## September 23

1.
Draw a plot of the single particle distribution function as a function of z for the liquid monolayer, adsorbed on the flat surface. z is the distance perpendicular to the adsorbing surface. Consider a liquid of hard-spheres of diameter d.

Solution:
There are molecules at the distance d/2 from the wall only (we have a monolayer), so has a sharp peak:

2.
How is normalized?
Solution:
The expression is the average number of particles in the volume around the point if one particle is in the point . Integrating this, we obtain N-1 (one particle is at the point !).
3.
Does at large distances in the perfect crystal?
Solution:
The function does not. Crystal has long range order:

When we average integrate over , we obtain many peaks, but they do not tend to 1.

4.
Is the derivation of the equations (3-9) valid for the anisotropic liquid crystals, or for crystalline solids?
Solution:
As long as we don't introduce spherical symmetry and integrate over dr, our equations are valid

## September 30

1.
Equipartition theorem works
(a)
For high temperatures
(b)
For low temperatures
(c)
Always
(d)
Never
Solution:
Since classical limit is for high temperatures (difference between levels ), the answer (1a) is right

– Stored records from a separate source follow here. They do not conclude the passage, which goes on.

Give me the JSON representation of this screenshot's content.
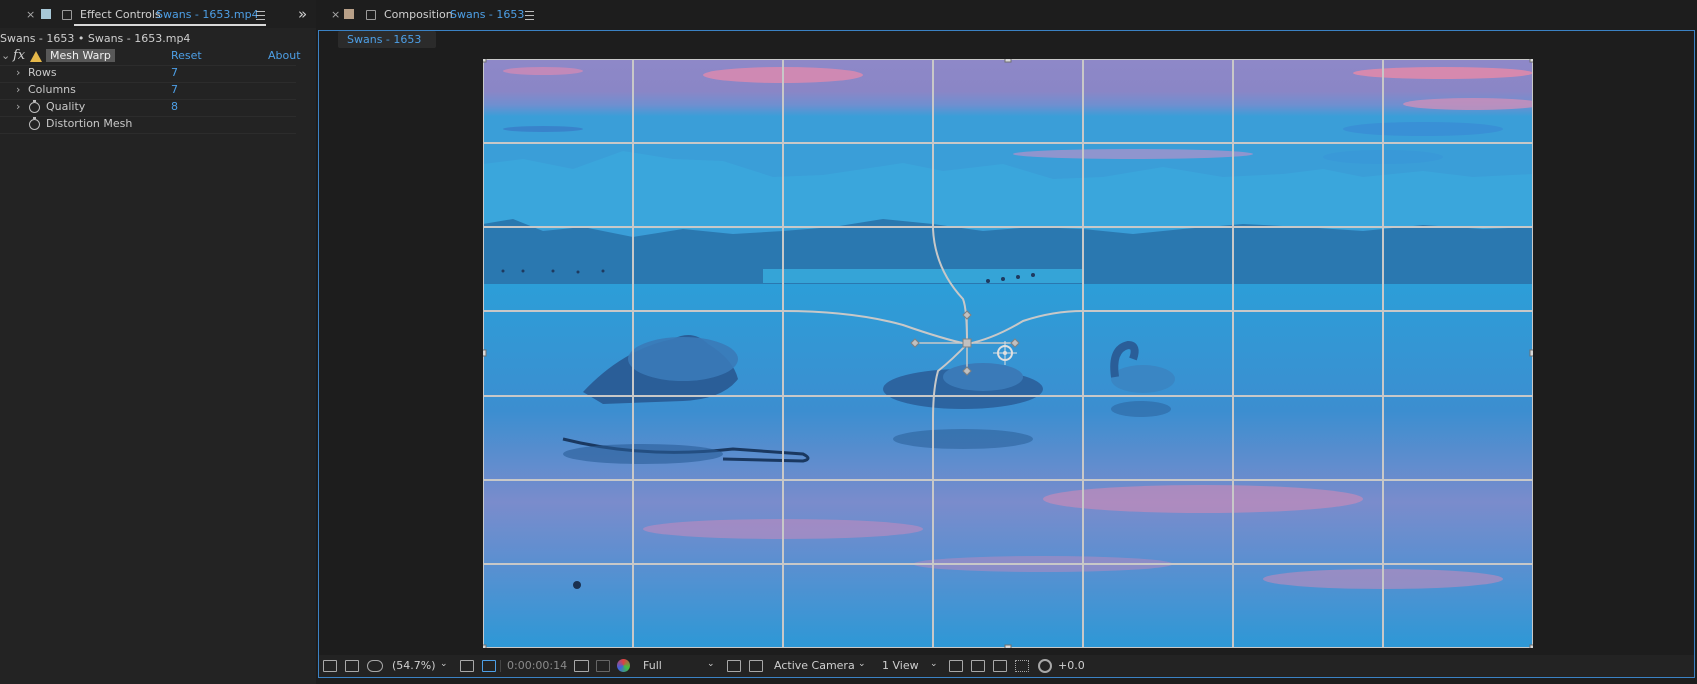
{
  "effect_controls": {
    "close": "×",
    "tab_title": "Effect Controls",
    "tab_file": "Swans - 1653.mp4",
    "expand_glyph": "»",
    "source_path": "Swans - 1653 • Swans - 1653.mp4",
    "effect": {
      "fx_label": "fx",
      "name": "Mesh Warp",
      "reset": "Reset",
      "about": "About"
    },
    "properties": [
      {
        "label": "Rows",
        "value": "7"
      },
      {
        "label": "Columns",
        "value": "7"
      },
      {
        "label": "Quality",
        "value": "8"
      },
      {
        "label": "Distortion Mesh",
        "value": ""
      }
    ],
    "swatch_color": "#a8c8d8"
  },
  "composition": {
    "close": "×",
    "tab_title": "Composition",
    "tab_name": "Swans - 1653",
    "chip": "Swans - 1653",
    "swatch_color": "#b8a088",
    "mesh": {
      "rows": 7,
      "columns": 7
    }
  },
  "viewer_bar": {
    "zoom": "(54.7%)",
    "timecode": "0:00:00:14",
    "resolution": "Full",
    "camera": "Active Camera",
    "views": "1 View",
    "exposure": "+0.0"
  },
  "colors": {
    "accent_blue": "#4d9fe6",
    "warning": "#e6b84a",
    "panel_border": "#3b82c4"
  }
}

2.
Consider a cubic crystal with atoms, N<M<P. The minimal value of q is
(a)
(b)
(c)

(d)
(e)
(f)
(g)
(h)
Solution:
The values for are

where is the unit vector along the corresponding axis. Then

This is minimal at nx=ny=0, nz=1. The correct answer is (2c).

## October 2

1.
Sketch the phase diagram for two phase equilibrium in P-T and V-T coordinates.
Solution:
Since P is an intensive parameter, and V is an extensive one, we have:

and in V-T space:

2.
Same near triple point.
Solution:
See picture:

3.
Consider a one-component system in an external electric field . It can have dipole moment parallel to . How many phases can coexist in this system?
Solution:
We add a scalar parameter |E|. Therefore the number of phases is 3+1=4.
4.
Same for binary blend in electric field.
Solution:
5 (see above)

Next: Phase Transitions Up: Thermodynamics of Phase Transitions Previous: Thermodynamics of Phase Transitions

© 1997 Boris Veytsman and Michael Kotelyanskii
Tue Oct 7 22:16:36 EDT 1997